I was secretly hoping that these files had been lost–that my eraser had been the last thing to see them as it tore them from the bristol that would ultimately become something presentable, but alack, ’tis not my lot for such fortuitous happenstance. I have enough distance from the work now (both temporally and skill-wise) that I feel okay posting it.
I’ve got some friends whose fingers drip finished images making doing anything else with them a ridiculous waste of time, and a few that labor over each line for way too long. Me? I redraw. A lot. I find that the best way to see if a panel works is to draw it (roughly, of course). If it doesn’t, I’ll just erase it then draw something else. If that doesn’t work, rinse and repeat. It’s the brute-force attack of comics, for all you cryptographers out there. It’s slow and a massive waste of time, but when you’re having a bad day, it’s sometimes the only way to work through a problem when you’re not ready to accept giving up.
I hit a massive rough patch with pages four and five. I’d been out of practice drawing comics for months and suddenly I had to draw a freaking polar bear jumping through a doorway at a my character as he scrambles inside, ultimately to defend himself with a mysterious sword while keeping the polar bear safely on the other side of a door? Who writes this stuff? The pages should just be talking heads.
Context first. I drew the first seven pages together in a batch of rough pencils, and then I went back in and added details so they’d all have a similar level of quality. Let’s get into this mess, shall we? On the left you have my original “final” rough and on the right, the finished pencils. Click to embiggen.

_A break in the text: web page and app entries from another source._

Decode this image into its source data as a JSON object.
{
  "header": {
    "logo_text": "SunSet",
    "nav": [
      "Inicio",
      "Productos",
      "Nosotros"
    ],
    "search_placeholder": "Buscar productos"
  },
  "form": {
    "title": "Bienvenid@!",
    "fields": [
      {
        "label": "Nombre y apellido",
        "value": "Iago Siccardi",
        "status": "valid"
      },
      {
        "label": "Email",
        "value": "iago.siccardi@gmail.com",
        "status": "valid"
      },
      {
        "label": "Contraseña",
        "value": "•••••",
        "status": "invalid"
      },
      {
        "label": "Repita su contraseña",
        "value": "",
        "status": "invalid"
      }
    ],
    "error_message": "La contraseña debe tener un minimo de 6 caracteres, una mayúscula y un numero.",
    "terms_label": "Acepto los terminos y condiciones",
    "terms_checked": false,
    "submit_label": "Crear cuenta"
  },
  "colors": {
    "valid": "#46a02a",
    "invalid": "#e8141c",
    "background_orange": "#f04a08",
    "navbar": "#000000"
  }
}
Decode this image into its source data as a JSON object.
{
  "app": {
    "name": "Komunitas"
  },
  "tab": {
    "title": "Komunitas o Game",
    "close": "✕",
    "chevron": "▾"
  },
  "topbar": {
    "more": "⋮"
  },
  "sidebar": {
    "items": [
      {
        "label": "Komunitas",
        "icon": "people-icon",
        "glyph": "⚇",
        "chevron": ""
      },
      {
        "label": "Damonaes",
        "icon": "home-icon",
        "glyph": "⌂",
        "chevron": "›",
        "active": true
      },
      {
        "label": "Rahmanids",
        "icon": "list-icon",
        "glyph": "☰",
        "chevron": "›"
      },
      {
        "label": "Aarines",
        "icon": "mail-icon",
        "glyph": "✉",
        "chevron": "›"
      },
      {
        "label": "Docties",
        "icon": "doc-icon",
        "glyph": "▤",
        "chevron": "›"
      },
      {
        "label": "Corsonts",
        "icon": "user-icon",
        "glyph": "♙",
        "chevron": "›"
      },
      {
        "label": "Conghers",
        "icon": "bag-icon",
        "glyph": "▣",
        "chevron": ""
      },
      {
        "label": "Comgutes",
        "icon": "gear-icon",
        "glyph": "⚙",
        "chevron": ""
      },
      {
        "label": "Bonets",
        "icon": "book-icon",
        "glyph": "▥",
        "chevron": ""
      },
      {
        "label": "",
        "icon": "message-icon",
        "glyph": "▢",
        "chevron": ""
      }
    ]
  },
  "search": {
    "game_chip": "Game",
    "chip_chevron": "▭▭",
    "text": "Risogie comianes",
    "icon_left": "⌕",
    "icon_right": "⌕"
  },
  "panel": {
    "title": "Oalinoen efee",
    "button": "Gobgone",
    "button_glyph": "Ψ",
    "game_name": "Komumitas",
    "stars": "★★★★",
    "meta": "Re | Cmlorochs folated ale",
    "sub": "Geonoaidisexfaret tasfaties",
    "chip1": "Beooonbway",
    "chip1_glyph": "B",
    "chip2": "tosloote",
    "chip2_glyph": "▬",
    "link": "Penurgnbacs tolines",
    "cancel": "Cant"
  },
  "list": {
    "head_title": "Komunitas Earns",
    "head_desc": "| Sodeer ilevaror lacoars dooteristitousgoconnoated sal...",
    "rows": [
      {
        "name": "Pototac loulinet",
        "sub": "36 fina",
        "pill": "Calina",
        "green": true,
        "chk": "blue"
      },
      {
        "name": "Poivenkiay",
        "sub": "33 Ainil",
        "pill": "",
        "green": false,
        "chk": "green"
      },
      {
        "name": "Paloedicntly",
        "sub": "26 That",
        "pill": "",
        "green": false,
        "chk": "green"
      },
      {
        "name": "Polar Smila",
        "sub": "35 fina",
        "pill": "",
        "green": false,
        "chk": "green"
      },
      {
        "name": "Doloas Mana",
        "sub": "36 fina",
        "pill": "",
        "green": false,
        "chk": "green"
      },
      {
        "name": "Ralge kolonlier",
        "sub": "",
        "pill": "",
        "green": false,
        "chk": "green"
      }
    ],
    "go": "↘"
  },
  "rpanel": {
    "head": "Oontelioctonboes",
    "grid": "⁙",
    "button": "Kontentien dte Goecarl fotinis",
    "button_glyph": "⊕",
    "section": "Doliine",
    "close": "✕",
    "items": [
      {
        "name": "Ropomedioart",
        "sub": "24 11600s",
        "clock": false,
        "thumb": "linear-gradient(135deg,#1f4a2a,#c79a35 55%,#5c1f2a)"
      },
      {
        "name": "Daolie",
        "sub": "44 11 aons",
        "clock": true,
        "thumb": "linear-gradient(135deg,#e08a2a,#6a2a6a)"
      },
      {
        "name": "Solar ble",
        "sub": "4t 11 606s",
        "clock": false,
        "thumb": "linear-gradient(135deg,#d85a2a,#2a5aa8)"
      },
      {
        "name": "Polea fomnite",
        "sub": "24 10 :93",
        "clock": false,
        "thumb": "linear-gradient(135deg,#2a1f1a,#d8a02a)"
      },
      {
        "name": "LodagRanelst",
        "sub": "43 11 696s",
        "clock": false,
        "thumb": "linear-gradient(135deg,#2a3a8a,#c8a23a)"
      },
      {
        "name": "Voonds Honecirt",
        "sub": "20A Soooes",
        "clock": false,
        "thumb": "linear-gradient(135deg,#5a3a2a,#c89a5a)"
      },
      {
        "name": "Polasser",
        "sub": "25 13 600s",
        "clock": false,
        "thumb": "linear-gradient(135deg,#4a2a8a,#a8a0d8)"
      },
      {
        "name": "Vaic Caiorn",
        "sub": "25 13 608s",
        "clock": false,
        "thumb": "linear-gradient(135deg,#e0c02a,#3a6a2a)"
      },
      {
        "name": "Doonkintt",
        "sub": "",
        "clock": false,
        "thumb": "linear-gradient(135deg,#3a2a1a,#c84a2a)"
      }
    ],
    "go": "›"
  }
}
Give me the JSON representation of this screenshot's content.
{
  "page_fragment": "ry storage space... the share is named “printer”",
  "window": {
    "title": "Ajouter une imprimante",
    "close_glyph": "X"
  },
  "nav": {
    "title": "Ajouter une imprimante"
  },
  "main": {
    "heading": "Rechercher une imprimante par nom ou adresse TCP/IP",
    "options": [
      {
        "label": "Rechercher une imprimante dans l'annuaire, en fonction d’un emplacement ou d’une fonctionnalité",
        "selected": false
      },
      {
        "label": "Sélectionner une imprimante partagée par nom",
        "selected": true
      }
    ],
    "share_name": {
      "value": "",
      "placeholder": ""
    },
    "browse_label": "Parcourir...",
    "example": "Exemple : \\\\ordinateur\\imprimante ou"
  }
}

As you can see, there’s a fairly drastic change here. I only kept one of the original panels, eliminated the head-turn polar bear visual gag, too (this comic is SO serious, you guys), much to my friend’s chagrin, added another panel in the middle to expand the jumping action (Where’s Scott McCloud when you need him? [But seriously folks, buy this book.]), and changed almost all of the angles. Phew, what a mess. Where was I going with this? I guess there’s a lesson to be learnt mixed in here. Sometimes your first ideas are perfect for your vision, and sometimes they’re not. It’s important not to get married to any idea before you can see how it fits into the bigger picture, in this case, each panel individually in a page.
This is especially true when you’re just figuring out what you want your comic (illustration, script, job, life, metaphor) to look like! I think we can all agree that the right is leagues better than the left, and not just because I actually learned how to draw polar bears out of embarrassment before continuing. Doin’ Alex Toth proud.
As you can see, this one went through a similar process (man, some of these panels are really bad). At times of artistic crisis like this page, I just glance down at my WWFQD bracelet. What would Frank Quitely do? He’d keep it simple–keep it readable above all else. I think that solved the majority of my compositional problems in the first seven. I made with a pact with myself at that point on to use one point as much as possible/appropriate, so look for that in upcoming pages.
I’m still working out the look of the world and the characters, so you can expect them to change a little bit visually as the story progresses, but know it’s just my continued attempt to erase and redraw it until I’m satisfied with it enough not to erase it again.